▶ [REQUIRED WORK]:
Your answer should be every line with the word "ConnectionTest", copied from the data below.

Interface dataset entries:
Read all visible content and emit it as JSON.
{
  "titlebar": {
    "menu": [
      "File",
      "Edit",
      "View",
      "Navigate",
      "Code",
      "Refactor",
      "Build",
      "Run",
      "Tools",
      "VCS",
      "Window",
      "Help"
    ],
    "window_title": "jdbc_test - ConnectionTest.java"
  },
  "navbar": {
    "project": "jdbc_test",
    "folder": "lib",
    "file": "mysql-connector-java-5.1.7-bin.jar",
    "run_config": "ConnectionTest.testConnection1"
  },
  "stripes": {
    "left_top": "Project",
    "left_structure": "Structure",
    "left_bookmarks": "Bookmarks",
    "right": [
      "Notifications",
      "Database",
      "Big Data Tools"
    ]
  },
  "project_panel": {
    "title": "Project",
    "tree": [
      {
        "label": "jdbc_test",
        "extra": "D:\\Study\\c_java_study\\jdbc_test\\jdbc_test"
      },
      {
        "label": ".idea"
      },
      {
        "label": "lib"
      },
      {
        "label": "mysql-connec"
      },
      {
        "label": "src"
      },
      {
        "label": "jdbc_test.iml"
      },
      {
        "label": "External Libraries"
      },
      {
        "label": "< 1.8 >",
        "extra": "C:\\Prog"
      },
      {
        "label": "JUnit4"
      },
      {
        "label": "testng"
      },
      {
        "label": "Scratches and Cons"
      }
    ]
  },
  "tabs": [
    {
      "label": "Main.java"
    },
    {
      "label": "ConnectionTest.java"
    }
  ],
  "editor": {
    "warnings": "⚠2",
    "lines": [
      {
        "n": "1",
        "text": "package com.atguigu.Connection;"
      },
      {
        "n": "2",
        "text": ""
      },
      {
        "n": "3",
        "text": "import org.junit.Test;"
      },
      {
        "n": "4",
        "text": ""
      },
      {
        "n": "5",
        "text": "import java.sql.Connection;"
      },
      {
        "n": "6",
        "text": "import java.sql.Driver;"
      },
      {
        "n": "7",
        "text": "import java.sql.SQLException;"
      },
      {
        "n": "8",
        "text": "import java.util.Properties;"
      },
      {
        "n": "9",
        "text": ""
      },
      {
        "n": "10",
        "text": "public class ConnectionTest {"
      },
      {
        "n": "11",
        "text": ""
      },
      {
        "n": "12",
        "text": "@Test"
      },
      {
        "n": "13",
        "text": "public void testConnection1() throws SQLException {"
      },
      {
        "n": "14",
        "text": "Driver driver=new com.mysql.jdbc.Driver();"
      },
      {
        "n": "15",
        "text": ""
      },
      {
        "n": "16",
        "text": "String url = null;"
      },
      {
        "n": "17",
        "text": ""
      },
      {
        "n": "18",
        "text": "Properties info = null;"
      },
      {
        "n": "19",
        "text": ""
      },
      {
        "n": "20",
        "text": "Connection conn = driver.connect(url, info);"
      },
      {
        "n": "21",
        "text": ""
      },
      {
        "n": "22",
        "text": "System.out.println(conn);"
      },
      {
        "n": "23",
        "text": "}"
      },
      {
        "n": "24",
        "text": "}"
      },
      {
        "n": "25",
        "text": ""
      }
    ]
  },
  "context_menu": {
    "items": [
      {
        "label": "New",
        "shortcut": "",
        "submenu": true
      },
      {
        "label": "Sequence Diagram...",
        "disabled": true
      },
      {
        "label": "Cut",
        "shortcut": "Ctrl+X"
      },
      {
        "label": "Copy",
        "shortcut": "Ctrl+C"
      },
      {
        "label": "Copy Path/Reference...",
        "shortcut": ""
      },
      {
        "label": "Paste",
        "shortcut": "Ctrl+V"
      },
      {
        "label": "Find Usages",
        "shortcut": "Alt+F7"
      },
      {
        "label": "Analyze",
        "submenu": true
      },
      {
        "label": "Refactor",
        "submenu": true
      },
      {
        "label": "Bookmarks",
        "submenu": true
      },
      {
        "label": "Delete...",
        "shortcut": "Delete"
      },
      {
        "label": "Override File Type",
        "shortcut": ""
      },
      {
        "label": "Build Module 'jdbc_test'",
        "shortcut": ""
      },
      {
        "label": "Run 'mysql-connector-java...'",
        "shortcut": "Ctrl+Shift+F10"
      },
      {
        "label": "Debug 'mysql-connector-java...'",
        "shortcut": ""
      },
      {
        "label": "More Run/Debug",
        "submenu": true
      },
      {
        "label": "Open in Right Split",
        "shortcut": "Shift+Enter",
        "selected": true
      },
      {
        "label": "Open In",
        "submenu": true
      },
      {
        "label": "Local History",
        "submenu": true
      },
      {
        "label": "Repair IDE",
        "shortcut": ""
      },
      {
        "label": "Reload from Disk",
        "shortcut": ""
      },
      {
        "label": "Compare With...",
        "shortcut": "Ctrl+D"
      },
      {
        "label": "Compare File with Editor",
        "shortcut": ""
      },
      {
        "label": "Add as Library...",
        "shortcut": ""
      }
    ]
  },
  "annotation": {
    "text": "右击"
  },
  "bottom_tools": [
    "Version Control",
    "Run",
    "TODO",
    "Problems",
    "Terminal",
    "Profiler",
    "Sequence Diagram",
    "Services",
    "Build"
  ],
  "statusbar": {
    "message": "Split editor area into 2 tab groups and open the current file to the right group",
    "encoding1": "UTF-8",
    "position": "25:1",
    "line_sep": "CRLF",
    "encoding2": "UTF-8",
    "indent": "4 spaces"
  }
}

▶ [SOLUTION FOR THIS PROBLEM]:
    "window_title": "jdbc_test - ConnectionTest.java"
    "run_config": "ConnectionTest.testConnection1"
      "label": "ConnectionTest.java"
        "text": "public class ConnectionTest {"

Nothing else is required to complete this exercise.